You can learn more about our soundbar latency tests here.
Mobile devices like smartphones and tablets can be convenient locations to store audio content like music, podcasts, and audiobooks. You may be able to wire some of these devices to your soundbar for audio playback, but many listeners find it more convenient to connect wirelessly. For this test, we look to see if the bar supports Bluetooth, Wi-Fi, Chromecast built-in, and Apple AirPlay, which are some of the more common wireless playback options on the market. Bluetooth can be especially useful since it doesn't require an Internet connection to work. However, your device may offer other connectivity options depending on their brand, like Apple's AirPlay or Google's Chromecast built-in. It's important to keep in mind that we don't test the performance of the wireless playback options, and we only report what the soundbar supports.
If you like to use your soundbar as a hub between different devices, you may want a soundbar that supports high-quality passthrough. Some soundbars support video passthrough, which lets you connect your media device like a PC or Blu-ray player to the soundbar and then connect the soundbar to your TV without losing video resolution. As a result, images on your TV look vivid and bright, and text appears clear and crisp. Your audio on the soundbar will be clear, too, and you'll have fewer unsightly cables around.
Our team uses an HDMI cable to plug our testing PC into the soundbar's Full HDMI In port. We then connect the soundbar's HDMI Out port to our testing TV's HDMI In port. We attempt to playback the different formats, using the Windows Advanced display settings to confirm whether or not the display information is correct. Keep in mind that if a soundbar doesn't have a Full HDMI In port, you won't be able to use it for high-quality passthrough.
Depending on how your room is set up, you may want to position your subwoofer in a specific place. Some listeners may find that their listening experience is enhanced by positioning the subwoofer in one location, while others may be more concerned with keeping a bulkier sub out of sight. Also, a sub with many wires could be distracting or unsightly and may even pose a tripping hazard if you can't place it out of the way.
For this test, we evaluate how the subwoofer connects to other devices. Most of the time, your subwoofer connects to your soundbar wirelessly, meaning that you only have to plug it into an outlet to get it to work. In rare cases, you may need to wire your subwoofer to the soundbar; this could be limiting for some listeners.
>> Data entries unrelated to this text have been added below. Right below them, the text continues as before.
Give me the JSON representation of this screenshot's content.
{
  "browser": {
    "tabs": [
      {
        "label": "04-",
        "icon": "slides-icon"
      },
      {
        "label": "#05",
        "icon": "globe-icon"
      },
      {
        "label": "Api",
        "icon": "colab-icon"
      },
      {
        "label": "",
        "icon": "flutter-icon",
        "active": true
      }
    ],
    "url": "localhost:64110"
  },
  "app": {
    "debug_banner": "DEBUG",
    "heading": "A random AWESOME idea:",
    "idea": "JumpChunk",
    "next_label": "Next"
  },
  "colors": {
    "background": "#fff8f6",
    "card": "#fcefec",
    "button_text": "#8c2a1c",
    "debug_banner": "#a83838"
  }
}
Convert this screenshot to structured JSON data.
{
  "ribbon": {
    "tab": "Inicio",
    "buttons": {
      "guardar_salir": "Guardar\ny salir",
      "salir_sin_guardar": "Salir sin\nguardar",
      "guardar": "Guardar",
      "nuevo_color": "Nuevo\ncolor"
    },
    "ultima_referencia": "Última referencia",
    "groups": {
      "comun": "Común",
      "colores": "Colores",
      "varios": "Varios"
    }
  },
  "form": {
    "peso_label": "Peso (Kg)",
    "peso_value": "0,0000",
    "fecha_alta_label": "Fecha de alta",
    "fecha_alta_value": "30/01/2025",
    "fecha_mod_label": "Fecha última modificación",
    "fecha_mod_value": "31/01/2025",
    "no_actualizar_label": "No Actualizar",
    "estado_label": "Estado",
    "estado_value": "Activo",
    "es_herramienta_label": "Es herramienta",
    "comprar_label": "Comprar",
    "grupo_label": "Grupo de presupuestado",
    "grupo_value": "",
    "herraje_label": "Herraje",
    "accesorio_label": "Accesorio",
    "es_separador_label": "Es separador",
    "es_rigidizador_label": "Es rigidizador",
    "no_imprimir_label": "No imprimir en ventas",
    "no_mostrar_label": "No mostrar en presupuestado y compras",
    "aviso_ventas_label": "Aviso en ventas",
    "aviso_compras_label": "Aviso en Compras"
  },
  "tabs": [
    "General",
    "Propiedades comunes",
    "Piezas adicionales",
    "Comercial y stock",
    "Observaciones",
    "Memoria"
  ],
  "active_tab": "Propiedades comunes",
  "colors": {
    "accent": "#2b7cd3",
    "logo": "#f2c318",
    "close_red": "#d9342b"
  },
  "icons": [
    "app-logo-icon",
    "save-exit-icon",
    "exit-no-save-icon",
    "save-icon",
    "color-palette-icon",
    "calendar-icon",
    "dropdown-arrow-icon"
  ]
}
For many listeners, it's important to have a lot of flexibility when placing their satellite speakers in their room. For example, you may want to position them beside or behind your couch to feel more immersed in your audio content. However, depending on how your soundbar is designed, you may have some limitations on where you can place the satellites.
For this test, we evaluate how the satellites connect to other devices. In most cases, you'll need to at least plug the satellites into a power outlet to get them to work. However, you may also need to plug them into the subwoofer, the soundbar, or a special wireless receiver unit, which can limit where you place them in your setup. In unique cases, like with the JBL Bar 9.1, you may be able to find truly wireless satellite speakers that can be placed anywhere in your room after charging them.
If you want to listen to audio on your soundbar, you'll want to make sure that you can connect it to the audio source of your choice. Our connectivity tests look to see which physical and wireless inputs are available for audio playback. Also, we evaluate the performance of some of the most common physical inputs, including ARC, Full HDMI In, and Optical, to see which audio formats they support and whether they have low latency. Depending on how you want to use your soundbar, you may want a soundbar with certain connectivity options.